Jurors and potential jurors will be escorted to courtroom each day by deputies or security. No one can have contact with jurors except the judge, court personnel and deputies. Any attorney contact is limited to the jury selection process when court is in session.
Potential jurors will only be referred to by a randomized number.
Death of George Floyd
George Floyd, 46, died on May 25, 2020 while being detained by Minneapolis police officers Derek Chauvin, Tou Thao, J. Alexander Kueng and Thomas Lane at the intersection of 38th Street and Chicago Avenue. The intersection has remained closed to traffic since Floyd's death and has been dubbed George Floyd Square.
MINNEAPOLIS, MN - AUGUST 17: People participate in a demonstration on August 17, 2020 in Minneapolis, Minnesota. Community members came together for a rally to protest the city's potential forceful reopening 38th Street and Chicago Ave, an unofficial
Minneapolis Police Chief Medaria Arradondo announced the firing of all four officers the following day. Chauvin was arrested and charged with Floyd’s death on May 29 and the three others were arrested and charged with aiding and abetting on June 3.

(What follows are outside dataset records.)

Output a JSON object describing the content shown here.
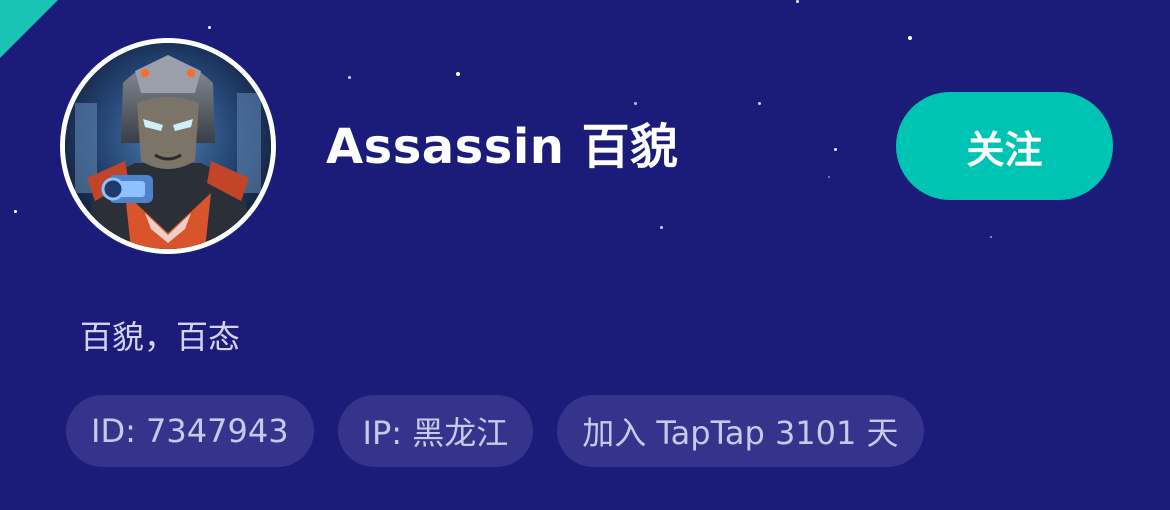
{
  "profile": {
    "username": "Assassin 百貌",
    "follow_label": "关注",
    "bio": "百貌，百态",
    "tags": {
      "id": "ID: 7347943",
      "ip": "IP: 黑龙江",
      "joined": "加入 TapTap 3101 天"
    },
    "avatar_icon": "robot-warrior-avatar-icon"
  },
  "colors": {
    "background": "#1b1b7a",
    "accent": "#00c4b3",
    "tag_bg": "#34348c",
    "tag_text": "#c8c9ea"
  }
}
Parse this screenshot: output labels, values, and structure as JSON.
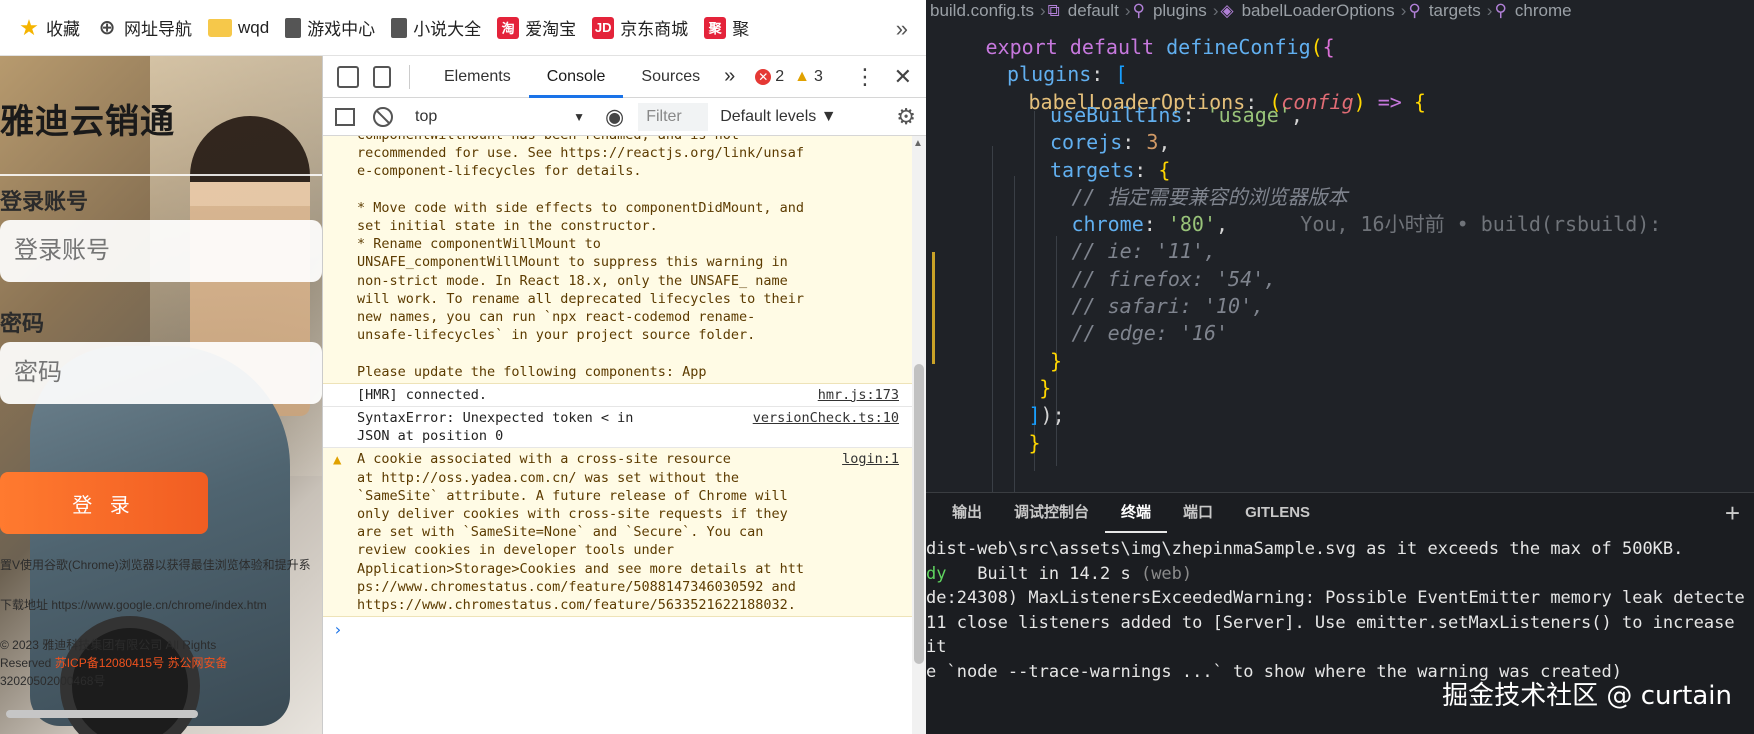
{
  "bookmarks": {
    "items": [
      {
        "label": "收藏",
        "icon": "star-icon"
      },
      {
        "label": "网址导航",
        "icon": "globe-icon"
      },
      {
        "label": "wqd",
        "icon": "folder-icon"
      },
      {
        "label": "游戏中心",
        "icon": "doc-icon"
      },
      {
        "label": "小说大全",
        "icon": "doc-icon"
      },
      {
        "label": "爱淘宝",
        "icon": "taobao-icon",
        "badge": "淘"
      },
      {
        "label": "京东商城",
        "icon": "jd-icon",
        "badge": "JD"
      },
      {
        "label": "聚",
        "icon": "ju-icon",
        "badge": "聚"
      }
    ],
    "more": "»"
  },
  "login": {
    "title": "雅迪云销通",
    "account_label": "登录账号",
    "account_placeholder": "登录账号",
    "password_label": "密码",
    "password_placeholder": "密码",
    "login_button": "登 录",
    "footer_line1": "置V使用谷歌(Chrome)浏览器以获得最佳浏览体验和提升系",
    "footer_line2": "下载地址 https://www.google.cn/chrome/index.htm",
    "footer_line3": "© 2023 雅迪科技集团有限公司 All Rights",
    "footer_line4_prefix": "Reserved",
    "footer_icp": "苏ICP备12080415号",
    "footer_police": "苏公网安备",
    "footer_line5": "32020502000468号"
  },
  "devtools": {
    "tabs": [
      "Elements",
      "Console",
      "Sources"
    ],
    "active_tab": "Console",
    "more_tabs": "»",
    "error_count": "2",
    "warning_count": "3",
    "context": "top",
    "filter_placeholder": "Filter",
    "levels": "Default levels ▼",
    "messages": [
      {
        "type": "warn",
        "text": "componentWillMount has been renamed, and is not\nrecommended for use. See https://reactjs.org/link/unsaf\ne-component-lifecycles for details.\n\n* Move code with side effects to componentDidMount, and\nset initial state in the constructor.\n* Rename componentWillMount to\nUNSAFE_componentWillMount to suppress this warning in\nnon-strict mode. In React 18.x, only the UNSAFE_ name\nwill work. To rename all deprecated lifecycles to their\nnew names, you can run `npx react-codemod rename-\nunsafe-lifecycles` in your project source folder.\n\nPlease update the following components: App",
        "source": ""
      },
      {
        "type": "info",
        "text": "[HMR] connected.",
        "source": "hmr.js:173"
      },
      {
        "type": "info",
        "text": "SyntaxError: Unexpected token < in\nJSON at position 0",
        "source": "versionCheck.ts:10"
      },
      {
        "type": "warn-icon",
        "text": "A cookie associated with a cross-site resource\nat http://oss.yadea.com.cn/ was set without the\n`SameSite` attribute. A future release of Chrome will\nonly deliver cookies with cross-site requests if they\nare set with `SameSite=None` and `Secure`. You can\nreview cookies in developer tools under\nApplication>Storage>Cookies and see more details at htt\nps://www.chromestatus.com/feature/5088147346030592 and\nhttps://www.chromestatus.com/feature/5633521622188032.",
        "source": "login:1"
      }
    ],
    "prompt": "›"
  },
  "vscode": {
    "breadcrumbs": [
      "build.config.ts",
      "default",
      "plugins",
      "babelLoaderOptions",
      "targets",
      "chrome"
    ],
    "code_lines": [
      {
        "indent": 1,
        "tokens": [
          [
            "kw",
            "export "
          ],
          [
            "kw",
            "default "
          ],
          [
            "fn",
            "defineConfig"
          ],
          [
            "br1",
            "("
          ],
          [
            "br2",
            "{"
          ]
        ]
      },
      {
        "indent": 2,
        "tokens": [
          [
            "key",
            "plugins"
          ],
          [
            "plain",
            ": "
          ],
          [
            "br3",
            "["
          ]
        ]
      },
      {
        "indent": 3,
        "tokens": [
          [
            "prop",
            "babelLoaderOptions"
          ],
          [
            "plain",
            ": "
          ],
          [
            "br1",
            "("
          ],
          [
            "param",
            "config"
          ],
          [
            "br1",
            ")"
          ],
          [
            "plain",
            " "
          ],
          [
            "kw",
            "=>"
          ],
          [
            "plain",
            " "
          ],
          [
            "br1",
            "{"
          ]
        ]
      },
      {
        "indent": 4,
        "tokens": [
          [
            "key",
            "useBuiltIns"
          ],
          [
            "plain",
            ": "
          ],
          [
            "str",
            "'usage'"
          ],
          [
            "plain",
            ","
          ]
        ]
      },
      {
        "indent": 4,
        "tokens": [
          [
            "key",
            "corejs"
          ],
          [
            "plain",
            ": "
          ],
          [
            "num",
            "3"
          ],
          [
            "plain",
            ","
          ]
        ]
      },
      {
        "indent": 4,
        "tokens": [
          [
            "key",
            "targets"
          ],
          [
            "plain",
            ": "
          ],
          [
            "br1",
            "{"
          ]
        ]
      },
      {
        "indent": 5,
        "tokens": [
          [
            "cm",
            "// 指定需要兼容的浏览器版本"
          ]
        ]
      },
      {
        "indent": 5,
        "tokens": [
          [
            "key",
            "chrome"
          ],
          [
            "plain",
            ": "
          ],
          [
            "str",
            "'80'"
          ],
          [
            "plain",
            ","
          ],
          [
            "ghost",
            "      You, 16小时前 • build(rsbuild):"
          ]
        ]
      },
      {
        "indent": 5,
        "tokens": [
          [
            "cm",
            "// ie: '11',"
          ]
        ]
      },
      {
        "indent": 5,
        "tokens": [
          [
            "cm",
            "// firefox: '54',"
          ]
        ]
      },
      {
        "indent": 5,
        "tokens": [
          [
            "cm",
            "// safari: '10',"
          ]
        ]
      },
      {
        "indent": 5,
        "tokens": [
          [
            "cm",
            "// edge: '16'"
          ]
        ]
      },
      {
        "indent": 4,
        "tokens": [
          [
            "br1",
            "}"
          ]
        ]
      },
      {
        "indent": 3.5,
        "tokens": [
          [
            "br1",
            "}"
          ]
        ]
      },
      {
        "indent": 3,
        "tokens": [
          [
            "br3",
            "]"
          ],
          [
            "plain",
            ");"
          ]
        ]
      },
      {
        "indent": 3,
        "tokens": [
          [
            "br1",
            "}"
          ]
        ]
      }
    ],
    "panel_tabs": [
      "输出",
      "调试控制台",
      "终端",
      "端口",
      "GITLENS"
    ],
    "active_panel_tab": "终端",
    "panel_add": "+",
    "terminal": [
      {
        "parts": [
          [
            "plain",
            "dist-web\\src\\assets\\img\\zhepinmaSample.svg as it exceeds the max of 500KB."
          ]
        ]
      },
      {
        "parts": [
          [
            "green",
            "dy"
          ],
          [
            "plain",
            "   Built in 14.2 s "
          ],
          [
            "dim",
            "(web)"
          ]
        ]
      },
      {
        "parts": [
          [
            "plain",
            "de:24308) MaxListenersExceededWarning: Possible EventEmitter memory leak detecte"
          ]
        ]
      },
      {
        "parts": [
          [
            "plain",
            "11 close listeners added to [Server]. Use emitter.setMaxListeners() to increase"
          ]
        ]
      },
      {
        "parts": [
          [
            "plain",
            "it"
          ]
        ]
      },
      {
        "parts": [
          [
            "plain",
            "e `node --trace-warnings ...` to show where the warning was created)"
          ]
        ]
      }
    ],
    "watermark": "掘金技术社区 @ curtain"
  }
}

The Hennepin County Medical Examiner's report ruled the death of George Floyd a homicide. The updated report stated that George Floyd experienced a cardiopulmonary arrest while being restrained by law enforcement.